The Food Price Index from the UN’s Food and Agriculture Organization rose for 12 consecutive months through May before easing in June, still up 34% from a year earlier. The index measures international prices of a basket of food commodities. I have read countless times that food inflation has major potential to destabilize countries, especially in emerging markets. When people cannot afford to eat basic staples, riots begin.
Now onto some market charts.
The amount of money that flowed into stock market in Q1 and Q2 2021 was astonishing. The annualized equity inflows were more than the previous 20 years combined according to Bank of America.
Where else did capital flow? Venture capital volume shattered records through the first half of the year as more than $288B was invested worldwide. That’s an increase of around $110B from the second half of 2020.
So far in Q2 2021, Tiger Global has the top spot of $’s invested with a16z and Sequoia and Accel in a tight race for second.
Returns, however, have been very uneven. I don’t think many would have guessed on 1/1/21 that China would be negative and gold only up 4%.
Did you hear the S&P valuation is incredibly high? Price to sales ratio continues to make all time highs.
But that’s just one metric so let’s look at the forward PE ratio, which is well above the 5 and 10 year averages. If we zoomed out further, it would show we continue to trade at elevated levels relative to historical levels.
This is a very informative chart indicating that most stocks individually are more volatile than the index, and that a lot of stocks ending up going bankrupt or losing value permanently. The takeaway from this (imo) is that diversification is still important. If you’re going to be 100% allocated to stocks (which I don’t necessarily recommend), do so in a way that you are not exposed to a single stock performing poorly. Diversification is always prudent.
GMO’s seven-year asset class returns are outright depressing. The chart below shows real returns for various asset classes which means after inflation. They forecast U.S. large cap stocks to return -8% per year! In fact, the only place that has a positive forecasted return is emerging value.
It’s no surprise that a lot of investors are looking to private markets and alternative investments. The trailing 10-year annualized returns for private credit, real estate, buyout PE and VC are very attractive.
High yield muni bonds yield to worst is now below 3%. I’m dumbfounded at the person who buys junk bonds at these prices.

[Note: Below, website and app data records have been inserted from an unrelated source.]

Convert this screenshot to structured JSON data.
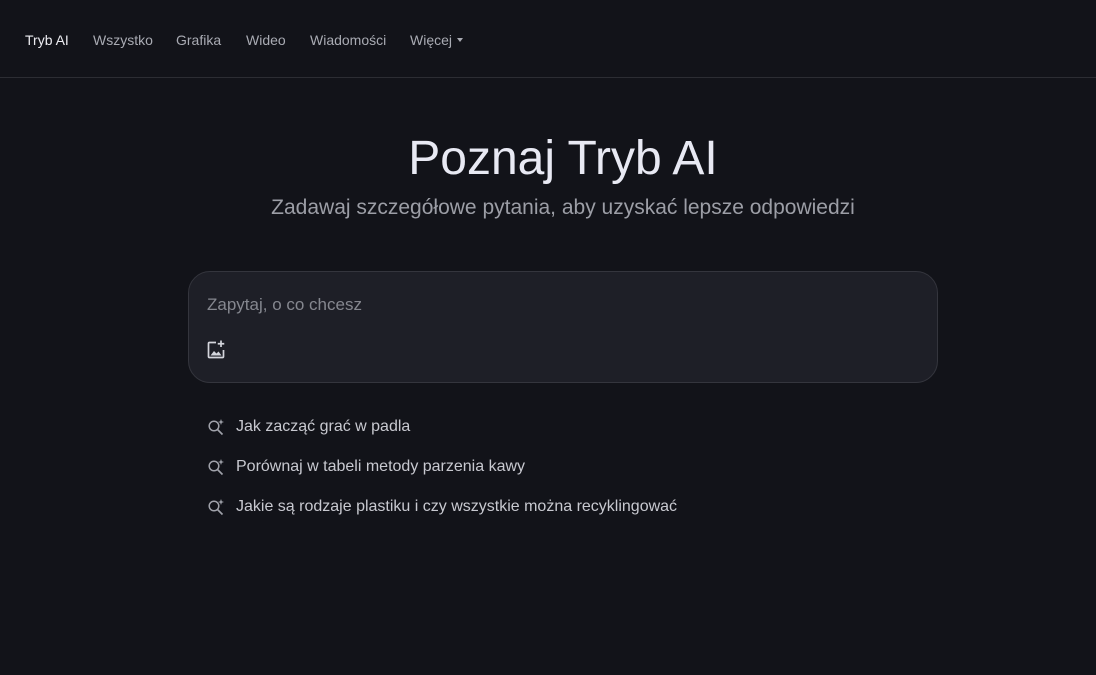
{
  "nav": {
    "items": [
      {
        "label": "Tryb AI",
        "active": true
      },
      {
        "label": "Wszystko",
        "active": false
      },
      {
        "label": "Grafika",
        "active": false
      },
      {
        "label": "Wideo",
        "active": false
      },
      {
        "label": "Wiadomości",
        "active": false
      }
    ],
    "more_label": "Więcej"
  },
  "hero": {
    "title": "Poznaj Tryb AI",
    "subtitle": "Zadawaj szczegółowe pytania, aby uzyskać lepsze odpowiedzi"
  },
  "search": {
    "placeholder": "Zapytaj, o co chcesz",
    "value": "",
    "image_button_icon": "add-image-icon"
  },
  "suggestions": {
    "icon": "sparkle-search-icon",
    "items": [
      "Jak zacząć grać w padla",
      "Porównaj w tabeli metody parzenia kawy",
      "Jakie są rodzaje plastiku i czy wszystkie można recyklingować"
    ]
  },
  "colors": {
    "background": "#121319",
    "search_box": "#1e1f27",
    "nav_active": "#ececf1",
    "nav_inactive": "#a9abb3"
  }
}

So what are the takeaways from all of this? Most importantly: get vaccinated. Next: do your best to eat organic, local, and ideally regenerative. There are so many farms around TX (and nationwide) from which you can buy regenerative meats and vegetable products and know that you are supporting carbon negative farming. Lastly, be careful investing in markets that have seen an incredible surge in price and valuations (on most metrics) after unprecedented fiscal and Fed stimulus (and subsequent rise in M2). The valuation at which you purchase an asset has a correlation historically to future returns.
Just as working out without a spotter can be dangerous, investing without an “investment spotter” can be equally detrimental. I’m available if you need the spot.
I hope you found this month’s update helpful and informative.
CEO & Founder
Most Often Sources: Edges & Odds, WSJ Daily Shot, 361 Capital, Steve Blumenthal’s On My Radar